#### [PROVIDED RECORDS]
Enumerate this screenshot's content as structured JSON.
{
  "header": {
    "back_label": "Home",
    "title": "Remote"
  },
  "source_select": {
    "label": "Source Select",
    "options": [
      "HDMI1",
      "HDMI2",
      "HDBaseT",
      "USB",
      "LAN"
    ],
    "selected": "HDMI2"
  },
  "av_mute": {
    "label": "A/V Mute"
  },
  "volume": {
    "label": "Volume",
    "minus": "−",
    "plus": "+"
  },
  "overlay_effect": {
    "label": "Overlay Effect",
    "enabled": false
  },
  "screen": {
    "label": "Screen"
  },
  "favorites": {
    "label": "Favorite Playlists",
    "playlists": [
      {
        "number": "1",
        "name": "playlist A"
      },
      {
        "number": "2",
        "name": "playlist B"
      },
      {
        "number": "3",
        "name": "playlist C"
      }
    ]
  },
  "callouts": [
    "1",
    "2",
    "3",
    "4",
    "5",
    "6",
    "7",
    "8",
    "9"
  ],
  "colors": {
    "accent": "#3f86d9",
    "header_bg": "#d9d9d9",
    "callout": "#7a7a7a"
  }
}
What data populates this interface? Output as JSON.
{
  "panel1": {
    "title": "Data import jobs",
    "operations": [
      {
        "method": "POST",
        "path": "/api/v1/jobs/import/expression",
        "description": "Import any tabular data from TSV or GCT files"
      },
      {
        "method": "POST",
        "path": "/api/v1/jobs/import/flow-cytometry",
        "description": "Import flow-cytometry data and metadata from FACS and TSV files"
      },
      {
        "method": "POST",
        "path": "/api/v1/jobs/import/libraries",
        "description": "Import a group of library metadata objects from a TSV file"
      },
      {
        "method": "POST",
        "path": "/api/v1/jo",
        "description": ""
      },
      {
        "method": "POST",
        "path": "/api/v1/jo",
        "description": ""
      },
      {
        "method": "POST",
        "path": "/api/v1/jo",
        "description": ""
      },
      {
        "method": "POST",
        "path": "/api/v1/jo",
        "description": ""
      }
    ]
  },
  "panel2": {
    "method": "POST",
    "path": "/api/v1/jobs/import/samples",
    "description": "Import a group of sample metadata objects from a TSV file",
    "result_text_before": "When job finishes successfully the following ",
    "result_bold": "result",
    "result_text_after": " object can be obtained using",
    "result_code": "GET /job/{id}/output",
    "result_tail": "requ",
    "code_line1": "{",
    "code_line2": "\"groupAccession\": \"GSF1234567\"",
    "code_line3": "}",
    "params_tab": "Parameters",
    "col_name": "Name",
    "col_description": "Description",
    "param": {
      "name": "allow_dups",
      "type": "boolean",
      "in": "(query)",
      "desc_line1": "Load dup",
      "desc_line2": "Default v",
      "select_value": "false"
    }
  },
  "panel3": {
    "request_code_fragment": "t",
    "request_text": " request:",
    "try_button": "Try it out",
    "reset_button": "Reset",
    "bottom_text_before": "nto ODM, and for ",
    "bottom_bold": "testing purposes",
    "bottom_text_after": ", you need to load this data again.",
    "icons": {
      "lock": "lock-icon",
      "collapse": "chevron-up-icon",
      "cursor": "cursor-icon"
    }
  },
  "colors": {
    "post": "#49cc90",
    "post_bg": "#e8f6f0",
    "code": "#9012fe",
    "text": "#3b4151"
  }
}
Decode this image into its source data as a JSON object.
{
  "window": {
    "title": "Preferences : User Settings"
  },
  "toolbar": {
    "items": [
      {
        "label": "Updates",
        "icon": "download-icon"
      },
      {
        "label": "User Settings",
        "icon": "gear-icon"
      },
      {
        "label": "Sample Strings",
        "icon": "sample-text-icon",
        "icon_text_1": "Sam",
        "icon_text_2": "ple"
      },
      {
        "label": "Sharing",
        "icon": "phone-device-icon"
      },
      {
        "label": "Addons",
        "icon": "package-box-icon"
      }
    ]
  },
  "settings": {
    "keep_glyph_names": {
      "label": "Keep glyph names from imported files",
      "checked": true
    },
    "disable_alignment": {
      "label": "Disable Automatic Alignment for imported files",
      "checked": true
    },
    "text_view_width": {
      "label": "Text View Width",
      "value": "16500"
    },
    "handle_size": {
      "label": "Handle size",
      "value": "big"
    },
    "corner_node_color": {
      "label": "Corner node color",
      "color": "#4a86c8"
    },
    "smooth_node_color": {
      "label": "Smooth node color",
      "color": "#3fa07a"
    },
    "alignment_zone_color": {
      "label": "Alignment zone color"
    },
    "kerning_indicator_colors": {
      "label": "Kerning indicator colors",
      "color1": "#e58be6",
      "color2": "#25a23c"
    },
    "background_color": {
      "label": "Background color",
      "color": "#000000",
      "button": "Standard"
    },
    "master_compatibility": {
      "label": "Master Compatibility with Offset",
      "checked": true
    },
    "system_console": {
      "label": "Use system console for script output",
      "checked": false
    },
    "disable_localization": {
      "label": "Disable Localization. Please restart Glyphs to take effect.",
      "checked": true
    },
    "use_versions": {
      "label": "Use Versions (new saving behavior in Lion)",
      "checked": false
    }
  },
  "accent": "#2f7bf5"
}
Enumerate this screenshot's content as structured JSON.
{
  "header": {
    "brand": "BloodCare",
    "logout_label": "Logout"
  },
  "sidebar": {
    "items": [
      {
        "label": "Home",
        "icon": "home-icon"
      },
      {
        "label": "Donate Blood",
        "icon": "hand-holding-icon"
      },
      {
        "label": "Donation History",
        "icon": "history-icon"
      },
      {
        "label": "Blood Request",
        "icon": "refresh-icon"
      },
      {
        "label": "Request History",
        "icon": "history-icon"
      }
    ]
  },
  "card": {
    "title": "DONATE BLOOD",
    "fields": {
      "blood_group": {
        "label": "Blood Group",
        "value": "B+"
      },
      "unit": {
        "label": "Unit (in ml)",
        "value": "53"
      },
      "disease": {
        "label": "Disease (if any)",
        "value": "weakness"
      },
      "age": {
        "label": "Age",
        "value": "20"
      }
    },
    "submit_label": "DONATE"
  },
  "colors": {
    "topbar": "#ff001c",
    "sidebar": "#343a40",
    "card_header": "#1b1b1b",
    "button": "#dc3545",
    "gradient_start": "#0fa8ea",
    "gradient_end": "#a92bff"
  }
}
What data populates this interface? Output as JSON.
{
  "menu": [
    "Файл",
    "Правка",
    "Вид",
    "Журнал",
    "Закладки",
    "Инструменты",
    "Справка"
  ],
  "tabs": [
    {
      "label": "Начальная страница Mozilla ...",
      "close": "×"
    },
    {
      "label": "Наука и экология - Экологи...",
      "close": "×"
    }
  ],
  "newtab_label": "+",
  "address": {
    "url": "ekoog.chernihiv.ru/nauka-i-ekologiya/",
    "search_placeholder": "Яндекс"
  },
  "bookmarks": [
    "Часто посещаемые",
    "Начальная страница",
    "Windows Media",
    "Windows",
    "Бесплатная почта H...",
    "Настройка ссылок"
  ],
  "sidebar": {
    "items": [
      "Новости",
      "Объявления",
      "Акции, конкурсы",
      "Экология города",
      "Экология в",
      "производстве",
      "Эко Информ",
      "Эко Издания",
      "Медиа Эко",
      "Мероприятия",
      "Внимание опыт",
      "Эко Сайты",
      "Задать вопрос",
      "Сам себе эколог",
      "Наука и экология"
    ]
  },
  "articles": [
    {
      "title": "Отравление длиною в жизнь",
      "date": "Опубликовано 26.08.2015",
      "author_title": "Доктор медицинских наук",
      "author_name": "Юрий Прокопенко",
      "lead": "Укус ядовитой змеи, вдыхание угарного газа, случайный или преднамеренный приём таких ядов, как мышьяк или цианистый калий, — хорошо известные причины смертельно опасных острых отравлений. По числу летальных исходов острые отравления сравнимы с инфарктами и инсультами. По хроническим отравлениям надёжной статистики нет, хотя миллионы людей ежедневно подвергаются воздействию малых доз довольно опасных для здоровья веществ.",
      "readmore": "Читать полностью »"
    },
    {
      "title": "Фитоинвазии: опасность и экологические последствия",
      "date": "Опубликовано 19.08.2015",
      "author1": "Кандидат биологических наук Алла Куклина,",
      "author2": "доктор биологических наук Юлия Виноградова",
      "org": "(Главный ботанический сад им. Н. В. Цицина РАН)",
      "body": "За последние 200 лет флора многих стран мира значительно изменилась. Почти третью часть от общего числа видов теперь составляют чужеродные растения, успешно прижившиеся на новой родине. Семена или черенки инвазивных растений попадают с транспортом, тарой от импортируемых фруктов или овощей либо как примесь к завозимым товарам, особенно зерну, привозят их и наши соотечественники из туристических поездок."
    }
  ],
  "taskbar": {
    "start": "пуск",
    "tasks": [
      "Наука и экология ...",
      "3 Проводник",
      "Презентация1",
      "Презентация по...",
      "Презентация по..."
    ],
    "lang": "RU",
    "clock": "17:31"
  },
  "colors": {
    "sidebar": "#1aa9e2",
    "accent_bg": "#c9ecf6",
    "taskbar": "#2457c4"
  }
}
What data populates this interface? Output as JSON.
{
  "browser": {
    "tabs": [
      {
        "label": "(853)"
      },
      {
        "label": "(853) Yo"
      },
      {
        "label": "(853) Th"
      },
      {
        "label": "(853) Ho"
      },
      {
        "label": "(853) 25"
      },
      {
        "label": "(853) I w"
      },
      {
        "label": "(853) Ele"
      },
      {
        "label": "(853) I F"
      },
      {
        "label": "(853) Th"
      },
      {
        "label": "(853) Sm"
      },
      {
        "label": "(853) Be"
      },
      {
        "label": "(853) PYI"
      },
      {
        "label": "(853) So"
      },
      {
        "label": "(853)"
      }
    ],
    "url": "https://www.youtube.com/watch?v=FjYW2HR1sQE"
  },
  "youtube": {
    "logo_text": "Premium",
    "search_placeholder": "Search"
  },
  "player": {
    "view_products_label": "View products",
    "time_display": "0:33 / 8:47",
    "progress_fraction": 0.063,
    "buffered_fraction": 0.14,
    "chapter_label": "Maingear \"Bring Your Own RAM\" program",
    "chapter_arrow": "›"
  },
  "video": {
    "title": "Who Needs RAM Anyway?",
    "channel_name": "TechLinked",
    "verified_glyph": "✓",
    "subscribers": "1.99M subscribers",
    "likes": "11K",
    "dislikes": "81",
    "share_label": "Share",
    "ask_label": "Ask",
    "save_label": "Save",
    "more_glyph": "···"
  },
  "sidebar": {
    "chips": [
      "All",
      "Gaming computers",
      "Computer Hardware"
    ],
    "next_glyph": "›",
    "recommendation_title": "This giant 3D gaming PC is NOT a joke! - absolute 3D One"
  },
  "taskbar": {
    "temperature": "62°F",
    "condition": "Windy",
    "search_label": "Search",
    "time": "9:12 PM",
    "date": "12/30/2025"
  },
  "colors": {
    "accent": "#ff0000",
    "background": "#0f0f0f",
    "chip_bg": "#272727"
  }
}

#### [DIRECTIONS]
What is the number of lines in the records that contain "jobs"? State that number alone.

#### [WRITTEN SOLUTION]
5